The Balanced Scorecard in small and owner managed businesses
I often get asked about how applicable the Balanced Scorecard is in small and owner managed (family) businesses. The answer is very, but not primarily as a set of measures; more as a strategic focus, thinking and planning tool.
You have probably realised I have changed the emphasis from Balanced Scorecard to strategic planning. I have helped a lot of small and/or owner managed businesses use the “Balanced scorecard” but not for performance measurement. These have ranged from Â£70,000 businesses to Â£4-5m organisations employing 70-100 people.
Let me explain the process:
a) I use a future picture to help the owner understand and picture what they believe the future will be like.
b) I develop with them a strategy map that works all the way from what do they want to achieve financially, through the implications for customers, to the operational focus and then the underlying capabilities. The objectives on these strategy maps provide things that help then discuss their objectives (and if they want measure them).
It is this common understanding of what we are trying to achieve in the business, (rather than how we shall measure it) that is most important.
Also, I see many owner managers who are so operationally focused (fiddling with the business) that they prevent their people managing their bit. Actually, they start by telling me they are operationally focused. The effect is that the owner is not “strategic” and their managers are dis-empowered: not trusted (their words, not mine).
So for me, the advantage of the strategy map (not the measure orientated balanced scorecard) is to help the whole team, but especially the owner, keep a perspective on the big picture and allow them to step back from hand-on operational control. “Help me be more strategic” “Help them take more responsibility” are the two pleas I hear from these organisations. Actually it is usually about trust, but that is a far longer posting.
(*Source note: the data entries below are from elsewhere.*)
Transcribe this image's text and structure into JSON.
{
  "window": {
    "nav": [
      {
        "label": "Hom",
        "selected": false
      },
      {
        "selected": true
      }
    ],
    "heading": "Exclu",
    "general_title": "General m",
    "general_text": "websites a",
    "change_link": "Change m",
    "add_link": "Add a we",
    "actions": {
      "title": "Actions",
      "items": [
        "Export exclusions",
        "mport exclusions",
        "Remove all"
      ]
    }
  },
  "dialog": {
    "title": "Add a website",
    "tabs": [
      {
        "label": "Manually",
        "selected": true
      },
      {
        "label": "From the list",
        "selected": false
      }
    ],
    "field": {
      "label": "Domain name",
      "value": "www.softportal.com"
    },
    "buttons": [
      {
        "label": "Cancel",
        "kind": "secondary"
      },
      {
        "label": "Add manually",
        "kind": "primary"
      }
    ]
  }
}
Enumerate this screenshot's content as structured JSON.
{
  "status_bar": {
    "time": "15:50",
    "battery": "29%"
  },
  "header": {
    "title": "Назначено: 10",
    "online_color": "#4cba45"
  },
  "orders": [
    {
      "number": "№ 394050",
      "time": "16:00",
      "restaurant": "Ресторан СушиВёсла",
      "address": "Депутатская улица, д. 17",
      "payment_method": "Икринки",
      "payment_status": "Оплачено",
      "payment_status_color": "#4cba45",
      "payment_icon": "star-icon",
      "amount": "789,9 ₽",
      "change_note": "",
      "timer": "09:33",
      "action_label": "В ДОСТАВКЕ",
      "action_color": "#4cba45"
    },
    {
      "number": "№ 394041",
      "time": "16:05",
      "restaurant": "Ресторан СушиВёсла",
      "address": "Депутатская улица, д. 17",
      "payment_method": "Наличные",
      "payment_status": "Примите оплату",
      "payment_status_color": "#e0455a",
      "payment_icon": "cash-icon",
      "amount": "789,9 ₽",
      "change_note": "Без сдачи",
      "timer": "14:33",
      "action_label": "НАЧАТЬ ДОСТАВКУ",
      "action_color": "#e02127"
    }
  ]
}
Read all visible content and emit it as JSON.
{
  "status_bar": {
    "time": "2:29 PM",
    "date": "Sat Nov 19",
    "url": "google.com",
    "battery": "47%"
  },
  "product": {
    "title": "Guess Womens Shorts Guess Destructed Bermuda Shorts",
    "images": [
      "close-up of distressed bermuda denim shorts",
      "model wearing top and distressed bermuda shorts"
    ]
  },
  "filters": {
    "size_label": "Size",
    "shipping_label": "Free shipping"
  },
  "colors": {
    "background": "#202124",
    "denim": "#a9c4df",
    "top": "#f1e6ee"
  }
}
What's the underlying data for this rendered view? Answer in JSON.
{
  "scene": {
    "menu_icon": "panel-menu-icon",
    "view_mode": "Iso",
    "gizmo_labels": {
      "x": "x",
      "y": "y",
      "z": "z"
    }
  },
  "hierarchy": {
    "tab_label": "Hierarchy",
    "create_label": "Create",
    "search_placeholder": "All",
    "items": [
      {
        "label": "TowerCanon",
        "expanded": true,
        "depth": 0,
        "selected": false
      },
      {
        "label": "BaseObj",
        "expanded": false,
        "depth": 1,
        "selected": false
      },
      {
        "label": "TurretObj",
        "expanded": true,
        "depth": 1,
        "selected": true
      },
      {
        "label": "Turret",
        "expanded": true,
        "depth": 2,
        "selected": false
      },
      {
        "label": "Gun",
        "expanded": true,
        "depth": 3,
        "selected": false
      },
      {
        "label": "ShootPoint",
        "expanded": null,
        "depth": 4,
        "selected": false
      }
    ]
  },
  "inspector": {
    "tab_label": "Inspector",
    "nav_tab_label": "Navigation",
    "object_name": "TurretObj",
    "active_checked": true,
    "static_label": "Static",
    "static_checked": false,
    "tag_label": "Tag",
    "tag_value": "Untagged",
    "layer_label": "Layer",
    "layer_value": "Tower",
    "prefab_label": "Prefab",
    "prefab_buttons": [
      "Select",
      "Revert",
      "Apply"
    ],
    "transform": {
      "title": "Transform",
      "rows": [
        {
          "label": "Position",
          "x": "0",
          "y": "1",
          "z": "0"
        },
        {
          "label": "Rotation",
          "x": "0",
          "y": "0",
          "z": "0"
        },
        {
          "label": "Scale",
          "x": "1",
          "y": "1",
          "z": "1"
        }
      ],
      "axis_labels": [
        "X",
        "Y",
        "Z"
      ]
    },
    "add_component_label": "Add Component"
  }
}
The third piece is usually not the scorecard of measures, but the investment profile of projects that need to be implemented to move the organisation forward, and the resource demands upon the organisation to deliver this.
Finally, the measures are useful, but only once presented in the context of the strategy as articulated by the future vision of the environment and industry, the strategy map and the programme of investment. They naturally fall out at this stage.
If you try and start with the measures (the Balanced Scorecard) the business thinks it needs, you end up down a rabbit hole of measures and targets that start to resemble the problems the NHS has created for itself: managing by measures, not measuring what you want to manage. You have to do all the thinking that I have described above, but it is never articulated, recorded or discussed. All that comes down is a control mechanism of measures without a context (but of course we were not trusted to know the the so that is just more of the same).
So, yes, yes, yes, the Balanced Scorecard can be used very effectively in small and owner managed businesses.
But, no, no, no, do not start with measures, otherwise you will just perpetuate the problems that the owner is trying to solve, such as how can I work on the business, and not in it? How can I trust my team? How can I be more strategic?
Am happy to discuss this with people if they want.